* EXERCISE DETAILS: Retype each entry below exactly as it stands.

(Dataset entries)
*** Block opens ***

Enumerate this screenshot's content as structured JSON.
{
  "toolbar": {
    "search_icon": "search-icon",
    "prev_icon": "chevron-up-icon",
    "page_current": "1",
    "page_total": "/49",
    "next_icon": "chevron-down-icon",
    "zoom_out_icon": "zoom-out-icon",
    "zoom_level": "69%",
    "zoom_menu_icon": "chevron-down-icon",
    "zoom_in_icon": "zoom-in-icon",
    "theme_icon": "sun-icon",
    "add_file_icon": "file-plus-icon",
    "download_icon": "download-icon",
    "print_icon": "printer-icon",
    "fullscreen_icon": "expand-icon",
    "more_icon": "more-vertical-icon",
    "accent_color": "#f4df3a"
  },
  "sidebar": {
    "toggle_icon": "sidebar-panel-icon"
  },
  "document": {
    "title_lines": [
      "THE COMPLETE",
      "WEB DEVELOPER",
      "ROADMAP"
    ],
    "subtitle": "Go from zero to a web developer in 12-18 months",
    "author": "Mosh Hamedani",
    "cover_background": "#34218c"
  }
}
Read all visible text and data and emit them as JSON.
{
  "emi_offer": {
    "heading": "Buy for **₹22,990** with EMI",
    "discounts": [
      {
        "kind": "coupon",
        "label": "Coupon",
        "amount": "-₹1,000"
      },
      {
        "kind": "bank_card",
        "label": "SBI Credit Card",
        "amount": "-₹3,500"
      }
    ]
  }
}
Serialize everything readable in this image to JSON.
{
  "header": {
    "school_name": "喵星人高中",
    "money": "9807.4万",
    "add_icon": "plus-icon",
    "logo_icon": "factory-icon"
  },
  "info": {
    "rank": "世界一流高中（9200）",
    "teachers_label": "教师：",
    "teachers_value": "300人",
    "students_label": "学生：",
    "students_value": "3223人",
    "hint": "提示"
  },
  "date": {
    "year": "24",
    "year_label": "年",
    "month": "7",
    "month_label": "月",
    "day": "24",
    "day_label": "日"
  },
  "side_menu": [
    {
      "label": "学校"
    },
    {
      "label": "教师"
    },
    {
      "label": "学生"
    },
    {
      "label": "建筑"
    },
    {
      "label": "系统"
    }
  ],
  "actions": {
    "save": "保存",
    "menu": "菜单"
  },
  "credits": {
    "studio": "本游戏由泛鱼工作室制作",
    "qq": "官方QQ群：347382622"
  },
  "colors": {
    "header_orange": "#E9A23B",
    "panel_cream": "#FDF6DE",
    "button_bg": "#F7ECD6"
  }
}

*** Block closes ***

* EXERCISE ANSWER:
Enumerate this screenshot's content as structured JSON.
{
  "toolbar": {
    "search_icon": "search-icon",
    "prev_icon": "chevron-up-icon",
    "page_current": "1",
    "page_total": "/49",
    "next_icon": "chevron-down-icon",
    "zoom_out_icon": "zoom-out-icon",
    "zoom_level": "69%",
    "zoom_menu_icon": "chevron-down-icon",
    "zoom_in_icon": "zoom-in-icon",
    "theme_icon": "sun-icon",
    "add_file_icon": "file-plus-icon",
    "download_icon": "download-icon",
    "print_icon": "printer-icon",
    "fullscreen_icon": "expand-icon",
    "more_icon": "more-vertical-icon",
    "accent_color": "#f4df3a"
  },
  "sidebar": {
    "toggle_icon": "sidebar-panel-icon"
  },
  "document": {
    "title_lines": [
      "THE COMPLETE",
      "WEB DEVELOPER",
      "ROADMAP"
    ],
    "subtitle": "Go from zero to a web developer in 12-18 months",
    "author": "Mosh Hamedani",
    "cover_background": "#34218c"
  }
}
Read all visible text and data and emit them as JSON.
{
  "emi_offer": {
    "heading": "Buy for **₹22,990** with EMI",
    "discounts": [
      {
        "kind": "coupon",
        "label": "Coupon",
        "amount": "-₹1,000"
      },
      {
        "kind": "bank_card",
        "label": "SBI Credit Card",
        "amount": "-₹3,500"
      }
    ]
  }
}
Serialize everything readable in this image to JSON.
{
  "header": {
    "school_name": "喵星人高中",
    "money": "9807.4万",
    "add_icon": "plus-icon",
    "logo_icon": "factory-icon"
  },
  "info": {
    "rank": "世界一流高中（9200）",
    "teachers_label": "教师：",
    "teachers_value": "300人",
    "students_label": "学生：",
    "students_value": "3223人",
    "hint": "提示"
  },
  "date": {
    "year": "24",
    "year_label": "年",
    "month": "7",
    "month_label": "月",
    "day": "24",
    "day_label": "日"
  },
  "side_menu": [
    {
      "label": "学校"
    },
    {
      "label": "教师"
    },
    {
      "label": "学生"
    },
    {
      "label": "建筑"
    },
    {
      "label": "系统"
    }
  ],
  "actions": {
    "save": "保存",
    "menu": "菜单"
  },
  "credits": {
    "studio": "本游戏由泛鱼工作室制作",
    "qq": "官方QQ群：347382622"
  },
  "colors": {
    "header_orange": "#E9A23B",
    "panel_cream": "#FDF6DE",
    "button_bg": "#F7ECD6"
  }
}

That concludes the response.